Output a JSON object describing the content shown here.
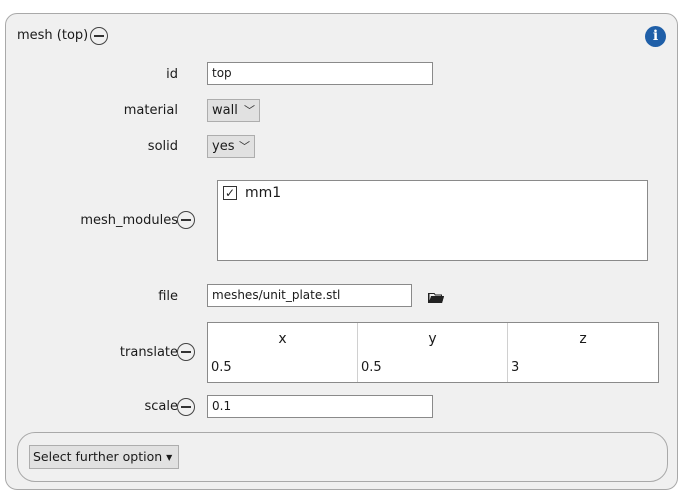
{
  "panel": {
    "title": "mesh (top)",
    "collapse_icon": "minus-circle-icon",
    "info_icon": "info-icon",
    "info_glyph": "i"
  },
  "fields": {
    "id": {
      "label": "id",
      "value": "top"
    },
    "material": {
      "label": "material",
      "value": "wall",
      "chevron": "﹀"
    },
    "solid": {
      "label": "solid",
      "value": "yes",
      "chevron": "﹀"
    },
    "mesh_modules": {
      "label": "mesh_modules",
      "items": [
        {
          "label": "mm1",
          "checked": true,
          "check_glyph": "✓"
        }
      ]
    },
    "file": {
      "label": "file",
      "value": "meshes/unit_plate.stl",
      "icon": "folder-icon"
    },
    "translate": {
      "label": "translate",
      "columns": [
        "x",
        "y",
        "z"
      ],
      "values": [
        "0.5",
        "0.5",
        "3"
      ]
    },
    "scale": {
      "label": "scale",
      "value": "0.1"
    }
  },
  "further_option": {
    "label": "Select further option",
    "caret": "▼"
  }
}
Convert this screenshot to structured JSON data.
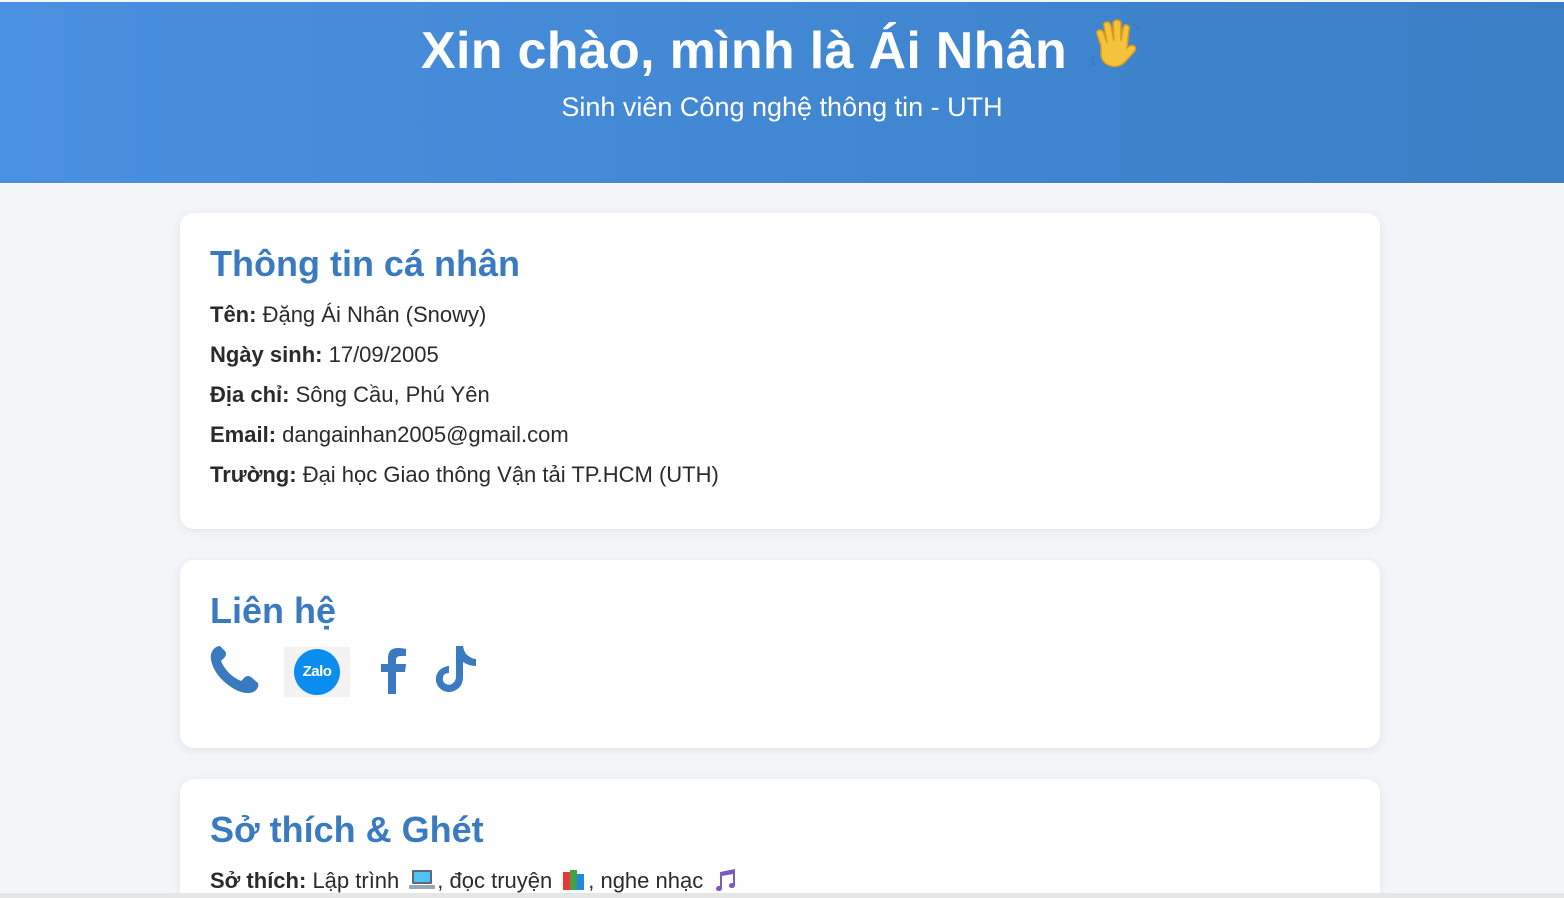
{
  "header": {
    "title": "Xin chào, mình là Ái Nhân",
    "wave_icon": "waving-hand",
    "subtitle": "Sinh viên Công nghệ thông tin - UTH",
    "gradient_start": "#4a90e0",
    "gradient_end": "#3a7fc6"
  },
  "personal": {
    "heading": "Thông tin cá nhân",
    "rows": [
      {
        "label": "Tên:",
        "value": "Đặng Ái Nhân (Snowy)"
      },
      {
        "label": "Ngày sinh:",
        "value": "17/09/2005"
      },
      {
        "label": "Địa chỉ:",
        "value": "Sông Cầu, Phú Yên"
      },
      {
        "label": "Email:",
        "value": "dangainhan2005@gmail.com"
      },
      {
        "label": "Trường:",
        "value": "Đại học Giao thông Vận tải TP.HCM (UTH)"
      }
    ]
  },
  "contact": {
    "heading": "Liên hệ",
    "icons": [
      "phone-icon",
      "zalo-icon",
      "facebook-icon",
      "tiktok-icon"
    ],
    "zalo_label": "Zalo",
    "accent": "#3a7ac0"
  },
  "hobbies": {
    "heading": "Sở thích & Ghét",
    "label": "Sở thích:",
    "items": [
      "Lập trình",
      ", đọc truyện",
      ", nghe nhạc"
    ],
    "item_icons": [
      "laptop-icon",
      "books-icon",
      "music-notes-icon"
    ]
  }
}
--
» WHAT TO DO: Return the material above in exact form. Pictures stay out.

» YOUR SOLUTION:
Output a JSON object describing the content shown here.
{
  "panel": {
    "title": "mesh (top)",
    "collapse_icon": "minus-circle-icon",
    "info_icon": "info-icon",
    "info_glyph": "i"
  },
  "fields": {
    "id": {
      "label": "id",
      "value": "top"
    },
    "material": {
      "label": "material",
      "value": "wall",
      "chevron": "﹀"
    },
    "solid": {
      "label": "solid",
      "value": "yes",
      "chevron": "﹀"
    },
    "mesh_modules": {
      "label": "mesh_modules",
      "items": [
        {
          "label": "mm1",
          "checked": true,
          "check_glyph": "✓"
        }
      ]
    },
    "file": {
      "label": "file",
      "value": "meshes/unit_plate.stl",
      "icon": "folder-icon"
    },
    "translate": {
      "label": "translate",
      "columns": [
        "x",
        "y",
        "z"
      ],
      "values": [
        "0.5",
        "0.5",
        "3"
      ]
    },
    "scale": {
      "label": "scale",
      "value": "0.1"
    }
  },
  "further_option": {
    "label": "Select further option",
    "caret": "▼"
  }
}
Convert this screenshot to structured JSON data.
{
  "header": {
    "title": "Xin chào, mình là Ái Nhân",
    "wave_icon": "waving-hand",
    "subtitle": "Sinh viên Công nghệ thông tin - UTH",
    "gradient_start": "#4a90e0",
    "gradient_end": "#3a7fc6"
  },
  "personal": {
    "heading": "Thông tin cá nhân",
    "rows": [
      {
        "label": "Tên:",
        "value": "Đặng Ái Nhân (Snowy)"
      },
      {
        "label": "Ngày sinh:",
        "value": "17/09/2005"
      },
      {
        "label": "Địa chỉ:",
        "value": "Sông Cầu, Phú Yên"
      },
      {
        "label": "Email:",
        "value": "dangainhan2005@gmail.com"
      },
      {
        "label": "Trường:",
        "value": "Đại học Giao thông Vận tải TP.HCM (UTH)"
      }
    ]
  },
  "contact": {
    "heading": "Liên hệ",
    "icons": [
      "phone-icon",
      "zalo-icon",
      "facebook-icon",
      "tiktok-icon"
    ],
    "zalo_label": "Zalo",
    "accent": "#3a7ac0"
  },
  "hobbies": {
    "heading": "Sở thích & Ghét",
    "label": "Sở thích:",
    "items": [
      "Lập trình",
      ", đọc truyện",
      ", nghe nhạc"
    ],
    "item_icons": [
      "laptop-icon",
      "books-icon",
      "music-notes-icon"
    ]
  }
}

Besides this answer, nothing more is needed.